-------- Data under study

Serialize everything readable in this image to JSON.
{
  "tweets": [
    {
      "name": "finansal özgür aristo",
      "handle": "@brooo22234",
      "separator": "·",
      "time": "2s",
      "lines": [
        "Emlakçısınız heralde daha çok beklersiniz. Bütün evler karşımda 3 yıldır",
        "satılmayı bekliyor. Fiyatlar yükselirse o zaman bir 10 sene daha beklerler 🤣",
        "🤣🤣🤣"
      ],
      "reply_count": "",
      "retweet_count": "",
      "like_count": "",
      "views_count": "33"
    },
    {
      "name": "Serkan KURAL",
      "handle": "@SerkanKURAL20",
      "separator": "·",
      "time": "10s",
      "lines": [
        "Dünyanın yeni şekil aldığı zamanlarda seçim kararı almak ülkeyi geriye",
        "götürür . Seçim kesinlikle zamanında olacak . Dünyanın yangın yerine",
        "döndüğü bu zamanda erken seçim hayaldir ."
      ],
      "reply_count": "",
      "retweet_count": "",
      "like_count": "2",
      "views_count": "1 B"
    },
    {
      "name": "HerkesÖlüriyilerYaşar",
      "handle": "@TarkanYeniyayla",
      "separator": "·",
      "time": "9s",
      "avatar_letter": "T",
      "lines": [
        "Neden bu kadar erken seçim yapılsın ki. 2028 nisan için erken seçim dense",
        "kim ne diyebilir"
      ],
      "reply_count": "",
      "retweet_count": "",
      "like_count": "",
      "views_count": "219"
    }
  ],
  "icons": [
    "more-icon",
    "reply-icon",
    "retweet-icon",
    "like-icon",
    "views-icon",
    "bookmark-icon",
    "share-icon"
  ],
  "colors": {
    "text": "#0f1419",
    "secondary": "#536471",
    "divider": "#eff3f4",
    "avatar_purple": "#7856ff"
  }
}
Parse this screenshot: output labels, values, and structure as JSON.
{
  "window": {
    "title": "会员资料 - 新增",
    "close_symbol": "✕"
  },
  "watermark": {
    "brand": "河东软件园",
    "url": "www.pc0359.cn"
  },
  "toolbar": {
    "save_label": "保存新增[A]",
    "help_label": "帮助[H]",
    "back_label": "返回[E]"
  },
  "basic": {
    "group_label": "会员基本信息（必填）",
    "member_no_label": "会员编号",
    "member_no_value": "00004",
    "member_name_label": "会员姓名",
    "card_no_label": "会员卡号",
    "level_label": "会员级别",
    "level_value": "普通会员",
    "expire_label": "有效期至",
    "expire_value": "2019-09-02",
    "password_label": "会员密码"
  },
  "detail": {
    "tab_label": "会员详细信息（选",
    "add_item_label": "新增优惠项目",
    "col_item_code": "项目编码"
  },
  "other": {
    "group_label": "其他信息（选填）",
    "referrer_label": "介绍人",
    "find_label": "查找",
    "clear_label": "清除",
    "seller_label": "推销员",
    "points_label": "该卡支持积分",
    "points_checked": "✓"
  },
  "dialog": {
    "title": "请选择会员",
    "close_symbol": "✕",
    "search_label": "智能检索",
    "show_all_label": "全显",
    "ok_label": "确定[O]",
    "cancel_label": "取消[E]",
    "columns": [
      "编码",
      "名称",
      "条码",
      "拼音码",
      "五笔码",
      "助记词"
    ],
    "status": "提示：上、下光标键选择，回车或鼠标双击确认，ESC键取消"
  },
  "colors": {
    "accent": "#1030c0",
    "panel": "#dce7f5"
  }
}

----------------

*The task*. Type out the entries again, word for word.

*Answer section*.
Serialize everything readable in this image to JSON.
{
  "tweets": [
    {
      "name": "finansal özgür aristo",
      "handle": "@brooo22234",
      "separator": "·",
      "time": "2s",
      "lines": [
        "Emlakçısınız heralde daha çok beklersiniz. Bütün evler karşımda 3 yıldır",
        "satılmayı bekliyor. Fiyatlar yükselirse o zaman bir 10 sene daha beklerler 🤣",
        "🤣🤣🤣"
      ],
      "reply_count": "",
      "retweet_count": "",
      "like_count": "",
      "views_count": "33"
    },
    {
      "name": "Serkan KURAL",
      "handle": "@SerkanKURAL20",
      "separator": "·",
      "time": "10s",
      "lines": [
        "Dünyanın yeni şekil aldığı zamanlarda seçim kararı almak ülkeyi geriye",
        "götürür . Seçim kesinlikle zamanında olacak . Dünyanın yangın yerine",
        "döndüğü bu zamanda erken seçim hayaldir ."
      ],
      "reply_count": "",
      "retweet_count": "",
      "like_count": "2",
      "views_count": "1 B"
    },
    {
      "name": "HerkesÖlüriyilerYaşar",
      "handle": "@TarkanYeniyayla",
      "separator": "·",
      "time": "9s",
      "avatar_letter": "T",
      "lines": [
        "Neden bu kadar erken seçim yapılsın ki. 2028 nisan için erken seçim dense",
        "kim ne diyebilir"
      ],
      "reply_count": "",
      "retweet_count": "",
      "like_count": "",
      "views_count": "219"
    }
  ],
  "icons": [
    "more-icon",
    "reply-icon",
    "retweet-icon",
    "like-icon",
    "views-icon",
    "bookmark-icon",
    "share-icon"
  ],
  "colors": {
    "text": "#0f1419",
    "secondary": "#536471",
    "divider": "#eff3f4",
    "avatar_purple": "#7856ff"
  }
}
Parse this screenshot: output labels, values, and structure as JSON.
{
  "window": {
    "title": "会员资料 - 新增",
    "close_symbol": "✕"
  },
  "watermark": {
    "brand": "河东软件园",
    "url": "www.pc0359.cn"
  },
  "toolbar": {
    "save_label": "保存新增[A]",
    "help_label": "帮助[H]",
    "back_label": "返回[E]"
  },
  "basic": {
    "group_label": "会员基本信息（必填）",
    "member_no_label": "会员编号",
    "member_no_value": "00004",
    "member_name_label": "会员姓名",
    "card_no_label": "会员卡号",
    "level_label": "会员级别",
    "level_value": "普通会员",
    "expire_label": "有效期至",
    "expire_value": "2019-09-02",
    "password_label": "会员密码"
  },
  "detail": {
    "tab_label": "会员详细信息（选",
    "add_item_label": "新增优惠项目",
    "col_item_code": "项目编码"
  },
  "other": {
    "group_label": "其他信息（选填）",
    "referrer_label": "介绍人",
    "find_label": "查找",
    "clear_label": "清除",
    "seller_label": "推销员",
    "points_label": "该卡支持积分",
    "points_checked": "✓"
  },
  "dialog": {
    "title": "请选择会员",
    "close_symbol": "✕",
    "search_label": "智能检索",
    "show_all_label": "全显",
    "ok_label": "确定[O]",
    "cancel_label": "取消[E]",
    "columns": [
      "编码",
      "名称",
      "条码",
      "拼音码",
      "五笔码",
      "助记词"
    ],
    "status": "提示：上、下光标键选择，回车或鼠标双击确认，ESC键取消"
  },
  "colors": {
    "accent": "#1030c0",
    "panel": "#dce7f5"
  }
}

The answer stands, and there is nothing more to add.